The amount of NI you save depends on how much you earn. For earnings below the upper earnings limit (£45,000 for 2017/18), the NI savings will be 12%. Salary sacrifice is an agreed change to your contractual terms and conditions. Once you’ve joined the plan you can change the amount you sacrifice once a month. Simply follow the link to your benefits, your way from the My HR(Opens new window)(Opens new window) home page.
Please note: you can only use salary sacrifice on your future earnings.
Salary sacrifice isn’t always suitable for everyone but very much depends on personal circumstances. You should think about:
- mortgage lending that may be linked to your salary
- statutory benefits which may be affected by a reduced salary, for example:
- basic state pension
- statutory maternity, paternity and sick pay
- Working Tax Credit or Child Tax Credit
It’s your plan – you own it and it’s in your name for you to keep, even if you leave the company. You can:
- continue to contribute to the plan and you’ll continue to receive the same preferential contract terms
- make your plan ‘paid up’, which means you stop paying contributions and leave your benefits where they are
- take your plan with you to any scheme offered by a new employer at no additional cost – but you should get financial advice at the time and consider what benefits your new employer offers
Stopping contributions to your plan could have a serious effect on the final amount of your savings.
We reserve the right to vary charges in the future.
As long as you haven’t transferred your pension to another scheme, you’ll still be able to check your savings online with our online services.
Has this helped? If you still need more information, don't hesitate to contact us

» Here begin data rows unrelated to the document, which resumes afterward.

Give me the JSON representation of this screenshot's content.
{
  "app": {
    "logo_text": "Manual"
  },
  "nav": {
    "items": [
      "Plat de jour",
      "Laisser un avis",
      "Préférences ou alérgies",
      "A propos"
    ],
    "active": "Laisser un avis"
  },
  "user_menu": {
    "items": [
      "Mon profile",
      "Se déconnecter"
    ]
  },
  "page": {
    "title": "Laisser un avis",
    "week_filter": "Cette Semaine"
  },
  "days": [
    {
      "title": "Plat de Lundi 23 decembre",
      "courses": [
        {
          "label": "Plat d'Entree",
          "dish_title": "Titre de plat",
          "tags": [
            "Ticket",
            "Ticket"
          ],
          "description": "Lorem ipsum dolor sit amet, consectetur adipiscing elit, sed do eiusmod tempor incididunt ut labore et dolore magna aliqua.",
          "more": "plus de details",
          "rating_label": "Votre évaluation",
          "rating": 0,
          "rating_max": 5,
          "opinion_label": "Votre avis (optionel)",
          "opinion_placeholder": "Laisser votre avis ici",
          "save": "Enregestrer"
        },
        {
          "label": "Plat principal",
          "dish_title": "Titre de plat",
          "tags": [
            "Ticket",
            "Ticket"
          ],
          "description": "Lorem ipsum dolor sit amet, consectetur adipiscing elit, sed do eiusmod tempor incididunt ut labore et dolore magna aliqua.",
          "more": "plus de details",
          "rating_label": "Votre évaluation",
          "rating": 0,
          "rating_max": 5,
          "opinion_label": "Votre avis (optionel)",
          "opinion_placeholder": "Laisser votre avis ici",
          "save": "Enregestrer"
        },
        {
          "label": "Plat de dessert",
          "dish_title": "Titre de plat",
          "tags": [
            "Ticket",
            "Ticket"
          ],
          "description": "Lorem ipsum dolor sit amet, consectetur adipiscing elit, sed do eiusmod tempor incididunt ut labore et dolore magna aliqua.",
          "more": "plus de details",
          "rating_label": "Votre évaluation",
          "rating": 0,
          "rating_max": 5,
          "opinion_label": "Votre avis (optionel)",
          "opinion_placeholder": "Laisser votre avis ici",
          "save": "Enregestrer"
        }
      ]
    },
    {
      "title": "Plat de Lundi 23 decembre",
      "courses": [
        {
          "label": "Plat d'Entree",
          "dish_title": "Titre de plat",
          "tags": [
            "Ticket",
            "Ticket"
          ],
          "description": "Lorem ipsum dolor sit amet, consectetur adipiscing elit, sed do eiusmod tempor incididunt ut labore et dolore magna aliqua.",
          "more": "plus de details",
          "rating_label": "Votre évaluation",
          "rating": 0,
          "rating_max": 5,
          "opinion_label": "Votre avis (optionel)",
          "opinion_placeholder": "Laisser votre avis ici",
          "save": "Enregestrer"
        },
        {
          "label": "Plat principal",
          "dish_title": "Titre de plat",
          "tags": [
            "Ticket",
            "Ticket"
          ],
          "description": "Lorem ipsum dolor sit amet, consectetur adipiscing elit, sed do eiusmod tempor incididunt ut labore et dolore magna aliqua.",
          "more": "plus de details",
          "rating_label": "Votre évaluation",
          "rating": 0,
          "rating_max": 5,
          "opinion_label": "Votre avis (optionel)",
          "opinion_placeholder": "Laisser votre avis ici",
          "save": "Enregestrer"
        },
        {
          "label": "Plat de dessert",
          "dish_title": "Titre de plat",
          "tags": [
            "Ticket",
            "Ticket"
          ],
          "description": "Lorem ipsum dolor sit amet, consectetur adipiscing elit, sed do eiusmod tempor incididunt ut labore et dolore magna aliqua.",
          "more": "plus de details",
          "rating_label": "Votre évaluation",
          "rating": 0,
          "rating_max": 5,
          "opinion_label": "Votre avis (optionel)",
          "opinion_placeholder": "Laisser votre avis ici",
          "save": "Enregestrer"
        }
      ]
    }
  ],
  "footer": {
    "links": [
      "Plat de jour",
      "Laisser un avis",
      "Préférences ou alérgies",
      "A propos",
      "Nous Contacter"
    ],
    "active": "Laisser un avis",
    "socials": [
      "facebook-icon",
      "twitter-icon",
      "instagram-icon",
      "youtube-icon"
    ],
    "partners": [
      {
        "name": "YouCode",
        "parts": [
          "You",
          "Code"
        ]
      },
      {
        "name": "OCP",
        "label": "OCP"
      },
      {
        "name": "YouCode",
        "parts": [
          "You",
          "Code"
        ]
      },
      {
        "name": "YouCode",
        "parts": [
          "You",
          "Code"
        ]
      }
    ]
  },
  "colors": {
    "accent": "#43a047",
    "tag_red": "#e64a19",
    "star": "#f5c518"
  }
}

Please note that the links below this line don’t apply to the DC2010 plan – these are links to generic Aegon information.